In any home or business, smoke detectors and central fire systems can be essential to saving life and property. But what about when no one's there? Large businesses can afford monitored systems with sprinklers, but home GSM-enabled smoke detectors can cost more than €160. How about linking home smoke detectors together, or connecting a few to a micro-controller?
In this instructable I've modified an inexpensive, optical smoke detector for output to an Arduino to use as an auto-dialer (that is, when the detector goes off, a GSM module or phone line can call out to a programmed number or 112 emergency services*). Since my PBX is in disrepair, I'll be using email instead. I will be using this in a future home security system project.
*Note: While most countries (US included) allow automated calls to emergency services from auto-dialers such as these, the rules for using such techniques may vary in local municipalities. Most countries also have laws which prevent custom telephone hardware to land-line systems. Check with local law before connecting a custom system.
Step 1: Smoke Detectors - Background
Before we begin we should know a little about the types of smoke detectors available and how they work.
The one this instructable uses is optical. When smoke enters the optical chamber (1), particles scatter light from the LED (5) onto the photodiode (4). If a comparator determines the level of light at the photodiode is above a threshold, the alarm sounds. While optical detectors are generally more expensive to manufacture, their cost has decreased and they have become increasingly common in many homes. Most addressable detectors are photoelectric.
The second common type is Ionization detectors. These units use a sample of radiative Americium-241 with an ionization chamber to detect the presence of smoke. While these detectors are better for detecting a finer particulate smoke than optical detectors, they are more prone to false alarms.
Read more about detectors here: http://en.wikipedia.org/wiki/Smoke_detector
Step 2: Tools and Materials
For this project you will need
- An optical smoke detector
- Small or medium gauge wire
for digital micro controller, loads of more that 100µA:
- 220Ω resistor.
- NPN transistor or MOSFET., relay with diode protection, etc.
and the following tools:
- Soldering iron and fine solder
- Pliers, wire cutters, snips
- Hot melt glue
Step 3: Disassembly
Begin by removing the plastic cover for the smoke detector. Most are made without screws anymore and are held together by plastic tabs. I used a flat head screw driver and pliers to pinch the three plastic tabs in and remove the cover.
After the cover has been removed, the circuit board should likewise be removed from the plastic base. A few blobs of hot glue held the battery leads to the case, which were removed with pliers.
Step 4: Datasheet for the Control IC
Now that you've gotten the detector apart, inspect the board for any silkscreen points relating to I/O or AUX. The bare side of the board showed such a pin, and upon further inspection it is shown to be disconnected by a missing R-16. Sounds promising... surely it can't be this easy!

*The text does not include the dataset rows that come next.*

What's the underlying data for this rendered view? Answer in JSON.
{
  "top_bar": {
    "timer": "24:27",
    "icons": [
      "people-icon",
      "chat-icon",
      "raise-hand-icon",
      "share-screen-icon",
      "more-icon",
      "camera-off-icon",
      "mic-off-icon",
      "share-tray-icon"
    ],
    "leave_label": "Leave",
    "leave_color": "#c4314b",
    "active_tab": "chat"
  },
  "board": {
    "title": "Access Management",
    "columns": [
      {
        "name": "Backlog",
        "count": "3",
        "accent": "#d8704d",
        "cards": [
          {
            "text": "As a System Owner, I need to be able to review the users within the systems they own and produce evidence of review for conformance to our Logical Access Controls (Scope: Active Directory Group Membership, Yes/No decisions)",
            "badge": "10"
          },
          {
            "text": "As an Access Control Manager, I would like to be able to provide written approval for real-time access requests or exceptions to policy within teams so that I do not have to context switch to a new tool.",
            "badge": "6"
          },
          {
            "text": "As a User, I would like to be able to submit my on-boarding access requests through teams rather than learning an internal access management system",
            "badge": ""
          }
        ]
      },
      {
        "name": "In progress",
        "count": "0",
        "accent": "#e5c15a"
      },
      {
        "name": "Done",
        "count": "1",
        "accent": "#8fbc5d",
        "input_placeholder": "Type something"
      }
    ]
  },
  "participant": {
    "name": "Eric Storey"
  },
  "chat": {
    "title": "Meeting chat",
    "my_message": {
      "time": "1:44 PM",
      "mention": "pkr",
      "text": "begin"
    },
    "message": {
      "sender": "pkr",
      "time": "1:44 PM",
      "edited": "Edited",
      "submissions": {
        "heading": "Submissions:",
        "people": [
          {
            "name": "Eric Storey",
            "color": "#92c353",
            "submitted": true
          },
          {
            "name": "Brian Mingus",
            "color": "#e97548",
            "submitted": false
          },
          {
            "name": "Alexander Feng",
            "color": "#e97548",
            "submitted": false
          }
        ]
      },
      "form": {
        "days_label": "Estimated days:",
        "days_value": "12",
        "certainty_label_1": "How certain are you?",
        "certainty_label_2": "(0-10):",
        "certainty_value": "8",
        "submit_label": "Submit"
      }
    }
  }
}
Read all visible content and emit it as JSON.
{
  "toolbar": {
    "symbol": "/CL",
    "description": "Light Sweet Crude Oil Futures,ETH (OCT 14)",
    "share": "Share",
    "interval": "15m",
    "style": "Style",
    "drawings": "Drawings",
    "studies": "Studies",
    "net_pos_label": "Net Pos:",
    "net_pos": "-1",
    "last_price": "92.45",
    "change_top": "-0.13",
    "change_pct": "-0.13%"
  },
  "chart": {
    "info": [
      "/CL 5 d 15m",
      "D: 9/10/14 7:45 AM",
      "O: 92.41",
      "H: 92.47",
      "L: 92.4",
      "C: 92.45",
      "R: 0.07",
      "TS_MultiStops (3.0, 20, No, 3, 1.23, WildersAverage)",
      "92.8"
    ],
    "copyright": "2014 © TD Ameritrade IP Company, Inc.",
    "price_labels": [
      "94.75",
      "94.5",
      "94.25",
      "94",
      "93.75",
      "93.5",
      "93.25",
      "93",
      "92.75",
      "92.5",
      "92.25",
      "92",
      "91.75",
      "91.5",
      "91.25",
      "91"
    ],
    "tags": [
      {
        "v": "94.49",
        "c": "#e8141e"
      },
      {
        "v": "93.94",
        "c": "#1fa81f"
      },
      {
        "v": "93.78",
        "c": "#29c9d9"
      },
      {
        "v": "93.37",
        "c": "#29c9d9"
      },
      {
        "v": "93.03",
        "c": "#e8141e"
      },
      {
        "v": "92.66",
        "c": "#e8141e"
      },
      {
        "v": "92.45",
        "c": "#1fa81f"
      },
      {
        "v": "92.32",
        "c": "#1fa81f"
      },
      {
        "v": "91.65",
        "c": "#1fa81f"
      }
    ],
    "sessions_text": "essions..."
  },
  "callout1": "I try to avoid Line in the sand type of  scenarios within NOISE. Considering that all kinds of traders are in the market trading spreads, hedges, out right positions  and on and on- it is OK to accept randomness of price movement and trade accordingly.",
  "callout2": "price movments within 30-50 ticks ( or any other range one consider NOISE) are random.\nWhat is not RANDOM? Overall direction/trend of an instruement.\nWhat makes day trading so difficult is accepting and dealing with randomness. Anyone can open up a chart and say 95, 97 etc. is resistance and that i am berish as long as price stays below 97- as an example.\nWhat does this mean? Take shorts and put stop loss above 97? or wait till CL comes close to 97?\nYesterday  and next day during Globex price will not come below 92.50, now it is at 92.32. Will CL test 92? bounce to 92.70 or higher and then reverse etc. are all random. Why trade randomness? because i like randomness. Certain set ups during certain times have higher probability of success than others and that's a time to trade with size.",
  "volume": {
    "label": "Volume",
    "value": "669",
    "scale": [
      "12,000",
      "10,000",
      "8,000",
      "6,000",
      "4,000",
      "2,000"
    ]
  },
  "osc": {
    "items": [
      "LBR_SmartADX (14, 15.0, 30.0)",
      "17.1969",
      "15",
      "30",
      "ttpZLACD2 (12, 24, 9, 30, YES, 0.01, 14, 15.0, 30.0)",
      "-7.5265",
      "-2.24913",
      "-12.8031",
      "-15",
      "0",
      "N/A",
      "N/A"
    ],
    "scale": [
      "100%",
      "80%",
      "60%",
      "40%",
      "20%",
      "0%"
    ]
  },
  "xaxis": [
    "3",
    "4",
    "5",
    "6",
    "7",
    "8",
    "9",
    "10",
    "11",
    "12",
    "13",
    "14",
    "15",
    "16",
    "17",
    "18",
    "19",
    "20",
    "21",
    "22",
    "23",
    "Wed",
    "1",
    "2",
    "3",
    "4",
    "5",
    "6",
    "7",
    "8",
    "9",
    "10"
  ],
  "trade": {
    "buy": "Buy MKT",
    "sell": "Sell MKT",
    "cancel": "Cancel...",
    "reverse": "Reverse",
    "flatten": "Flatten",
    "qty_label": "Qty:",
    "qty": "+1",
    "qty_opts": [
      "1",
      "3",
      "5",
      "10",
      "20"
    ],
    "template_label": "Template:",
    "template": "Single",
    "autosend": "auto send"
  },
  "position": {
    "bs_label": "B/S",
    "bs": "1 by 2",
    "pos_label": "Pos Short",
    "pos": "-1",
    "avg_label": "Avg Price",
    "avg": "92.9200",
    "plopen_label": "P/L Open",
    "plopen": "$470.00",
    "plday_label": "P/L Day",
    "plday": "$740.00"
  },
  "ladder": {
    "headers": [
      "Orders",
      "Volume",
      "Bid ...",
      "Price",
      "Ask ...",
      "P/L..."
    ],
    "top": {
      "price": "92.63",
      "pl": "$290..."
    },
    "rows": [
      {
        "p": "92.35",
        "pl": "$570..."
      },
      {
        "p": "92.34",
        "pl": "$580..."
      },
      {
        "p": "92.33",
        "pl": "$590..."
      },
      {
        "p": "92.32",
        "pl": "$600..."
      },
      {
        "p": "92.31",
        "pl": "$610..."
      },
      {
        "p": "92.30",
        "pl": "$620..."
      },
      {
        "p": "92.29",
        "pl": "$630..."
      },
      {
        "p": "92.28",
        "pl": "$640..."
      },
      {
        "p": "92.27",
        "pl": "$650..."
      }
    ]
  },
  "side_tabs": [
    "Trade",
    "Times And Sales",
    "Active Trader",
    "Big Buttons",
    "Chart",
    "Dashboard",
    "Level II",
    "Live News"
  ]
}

You'll want to find the datasheet for the control IC. The particular chip this one uses is a CS2105GO-M12 (datasheet).
The I/O pin for this particular chip is #7, and sure enough, the datasheet detailed an alarm signal input/output pin designed to connect external units, emergency lights, and auto-dialers. Perfect!
I found that all of the following chips have I/O on pin 7 (actually the exact same pinout!) so they should all work:
- MC146010/MC146012 series
The CS235 has an output latch on pin 3 (Vcc) which can source 100mA, but has no compensation for capacitance along long wires. If you use this chip you MUST use a transistor buffer, MOSFET, or signal level converter.
If your chip does not have a latch or I/O pin, you'll either need to try a different model detector or experiment with wiring the base of a transistor to the detector's piezo output.
Note that I/O is sometimes referred to as "interconnect" in some datasheets.
Unfortunately, most of the datasheets I've seen for ionizing detectors do not have an I/O line or similar feature, however, if the 2/3 duty cycle horn signal is selected, a simple R/C circuit or some clever programming should be able to smooth the output into a usable high/low signal.
Update: the A5350/A53560 series has I/O on pin 2. The datasheet claims that interconnect is possible with up to 125 units.
Step 5: Modification
To limit current to and from the device, we'll need to add a series 220Ω resistor. This can be added to the board or to external equipment, if you plan on linking all detectors together each device must have this resistor. I opted to keep this external.
I had to pop off the pezio to solder the wires, and simply bridged R16's gap with solder. Don't forget to add a wire for negative supply for common.
Step 6: Reassembly
To run the extra signal and ground wire, I cut a small square notch from the lip of the base plastic piece and secured it with hot melt glue, after zip-tying the two wires together. Hot glue was reapplied to secure the battery clip.
And that's it! You now have a battery powered smoke sensor for your next home automation, science project, or DIY security system!